  Drift Creek Falls sign  We got to the second “little” bridge and had a great opportunity to take pictures. Second little bridge on Drift Creek  Unfortunately, I forgot my tripod in the car (actually I didn’t – Alesia did! but that is such a whole lotta different story there). So the pictures were limited to just an “auto” shot.

Drift Creek Like I said, great place to take pictures.

Scott Wenger on little Bridge  Jennifer Piol and Alesia Hunter on Drift Creek  Alesia Hunter and Jerome at Drift Creek  After this bridge, you hike through more forest before hitting the BIG Suspension bridge. Drift Creek Wilderness We finally make it to the bridge.

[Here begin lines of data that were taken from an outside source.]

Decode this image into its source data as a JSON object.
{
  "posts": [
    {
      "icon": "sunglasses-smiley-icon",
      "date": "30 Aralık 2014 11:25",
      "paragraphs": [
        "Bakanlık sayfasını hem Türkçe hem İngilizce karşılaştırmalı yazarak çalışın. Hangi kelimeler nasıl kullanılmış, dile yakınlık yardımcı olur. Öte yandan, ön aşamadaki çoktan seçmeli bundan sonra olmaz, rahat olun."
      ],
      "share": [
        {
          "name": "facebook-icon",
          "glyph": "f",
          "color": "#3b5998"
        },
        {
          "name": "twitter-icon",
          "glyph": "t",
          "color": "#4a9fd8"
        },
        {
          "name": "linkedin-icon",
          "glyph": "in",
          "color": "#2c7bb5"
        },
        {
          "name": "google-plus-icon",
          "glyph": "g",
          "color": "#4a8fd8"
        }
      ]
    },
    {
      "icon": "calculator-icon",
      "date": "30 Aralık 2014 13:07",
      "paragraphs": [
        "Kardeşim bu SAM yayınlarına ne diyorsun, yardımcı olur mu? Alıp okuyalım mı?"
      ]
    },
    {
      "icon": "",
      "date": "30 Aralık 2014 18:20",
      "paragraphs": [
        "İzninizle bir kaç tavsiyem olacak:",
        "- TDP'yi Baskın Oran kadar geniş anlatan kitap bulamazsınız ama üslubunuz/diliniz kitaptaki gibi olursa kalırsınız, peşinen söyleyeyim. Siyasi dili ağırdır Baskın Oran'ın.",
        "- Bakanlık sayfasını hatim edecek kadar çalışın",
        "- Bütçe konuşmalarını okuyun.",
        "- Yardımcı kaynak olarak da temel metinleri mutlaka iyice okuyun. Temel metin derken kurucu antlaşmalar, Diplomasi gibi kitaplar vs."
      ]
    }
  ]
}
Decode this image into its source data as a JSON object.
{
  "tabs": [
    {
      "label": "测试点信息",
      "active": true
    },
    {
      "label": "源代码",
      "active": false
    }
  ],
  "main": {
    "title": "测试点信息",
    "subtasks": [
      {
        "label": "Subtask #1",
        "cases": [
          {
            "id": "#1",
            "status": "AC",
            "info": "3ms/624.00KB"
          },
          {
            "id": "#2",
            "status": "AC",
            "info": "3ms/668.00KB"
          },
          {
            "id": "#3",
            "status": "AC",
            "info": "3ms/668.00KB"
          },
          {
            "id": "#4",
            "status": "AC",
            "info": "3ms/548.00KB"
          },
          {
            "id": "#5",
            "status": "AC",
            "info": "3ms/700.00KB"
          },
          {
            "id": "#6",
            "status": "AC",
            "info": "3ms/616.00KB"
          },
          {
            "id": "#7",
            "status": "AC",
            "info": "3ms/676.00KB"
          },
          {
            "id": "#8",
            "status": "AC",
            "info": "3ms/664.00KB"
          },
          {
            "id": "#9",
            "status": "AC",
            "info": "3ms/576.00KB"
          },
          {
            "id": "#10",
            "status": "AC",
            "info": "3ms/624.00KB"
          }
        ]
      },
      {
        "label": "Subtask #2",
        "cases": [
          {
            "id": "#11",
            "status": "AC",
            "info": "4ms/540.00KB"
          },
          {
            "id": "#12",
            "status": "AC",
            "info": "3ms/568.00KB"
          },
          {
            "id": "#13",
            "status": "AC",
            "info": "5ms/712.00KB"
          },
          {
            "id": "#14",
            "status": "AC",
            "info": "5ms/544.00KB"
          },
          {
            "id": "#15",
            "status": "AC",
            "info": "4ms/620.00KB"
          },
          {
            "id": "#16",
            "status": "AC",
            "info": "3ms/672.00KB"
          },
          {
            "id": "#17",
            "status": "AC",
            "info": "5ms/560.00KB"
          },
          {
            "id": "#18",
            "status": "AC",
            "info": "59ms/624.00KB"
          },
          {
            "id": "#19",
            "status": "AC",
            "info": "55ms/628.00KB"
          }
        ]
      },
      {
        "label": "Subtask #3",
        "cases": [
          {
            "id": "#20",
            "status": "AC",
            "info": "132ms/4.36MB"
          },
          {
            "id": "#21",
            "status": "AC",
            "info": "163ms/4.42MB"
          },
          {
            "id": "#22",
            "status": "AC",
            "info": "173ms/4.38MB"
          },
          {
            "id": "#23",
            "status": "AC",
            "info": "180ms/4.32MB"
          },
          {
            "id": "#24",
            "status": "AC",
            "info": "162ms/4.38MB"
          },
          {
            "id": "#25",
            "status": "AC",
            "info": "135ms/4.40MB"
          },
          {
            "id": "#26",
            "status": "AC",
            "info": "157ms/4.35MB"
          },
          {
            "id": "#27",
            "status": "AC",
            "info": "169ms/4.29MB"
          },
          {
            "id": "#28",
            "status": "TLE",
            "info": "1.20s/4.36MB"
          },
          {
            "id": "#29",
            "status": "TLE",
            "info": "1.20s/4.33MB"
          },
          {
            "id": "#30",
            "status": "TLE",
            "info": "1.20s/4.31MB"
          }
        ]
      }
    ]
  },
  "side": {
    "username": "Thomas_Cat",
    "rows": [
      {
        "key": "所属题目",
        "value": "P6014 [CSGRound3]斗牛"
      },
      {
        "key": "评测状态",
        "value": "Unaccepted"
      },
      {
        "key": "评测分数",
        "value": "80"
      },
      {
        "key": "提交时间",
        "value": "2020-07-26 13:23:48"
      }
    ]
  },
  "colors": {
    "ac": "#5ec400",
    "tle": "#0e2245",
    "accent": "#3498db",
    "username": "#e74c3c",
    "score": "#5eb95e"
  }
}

Scott made me nervous because he’s not much for heights but such a trooper —  he crossed it, despite Logan wiggling the bridge.

Drift Creek Falls Suspension Bridge  Drift Creek Falls Suspension Bridge  Drift Creek Falls Suspension Bridge  Drift Creek Falls Suspension Bridge Alesia and Logan were the first to brave the bridge…. They have no fear until they found out what’s really holding the bridge together – these little tiny pins. 🙂

Suspension Bridge with Logan and Alesia  Now, it’s really hard to take pictures of the ANYTHING when someone is bouncing on the bridge or trying to make it wiggle. Not sure what Logan was thinking – boys will be boys.

Drift Creek Falls

So proud of Scott for making it over the bridge.  Scott Wenger crossing the Suspension Bridge  Alesia being silly, as always. Alesia Hunter on Suspension Bridge Scott and I on the bridge!

Alesia and I started climbing down to get to the bottom of the rocks. Little did we know that there is an actual trail that leads to the bottom. Instead we took the muddy way.

Alesia Hunter at bottom of Drift Creek Falls

The suspension bridge looking up. Drift Creek Falls Suspension Bridge After hanging out for a little bit, we headed back. Clam chowder in Lincoln City actually sounded good but I think we were still talking about Subway Sandwiches. We didn’t want to eat anything heavy because we had steaks marinating in the refrigerator.

Siuslaw National Forest

All pictures for your viewing pleasure:

This slideshow requires JavaScript.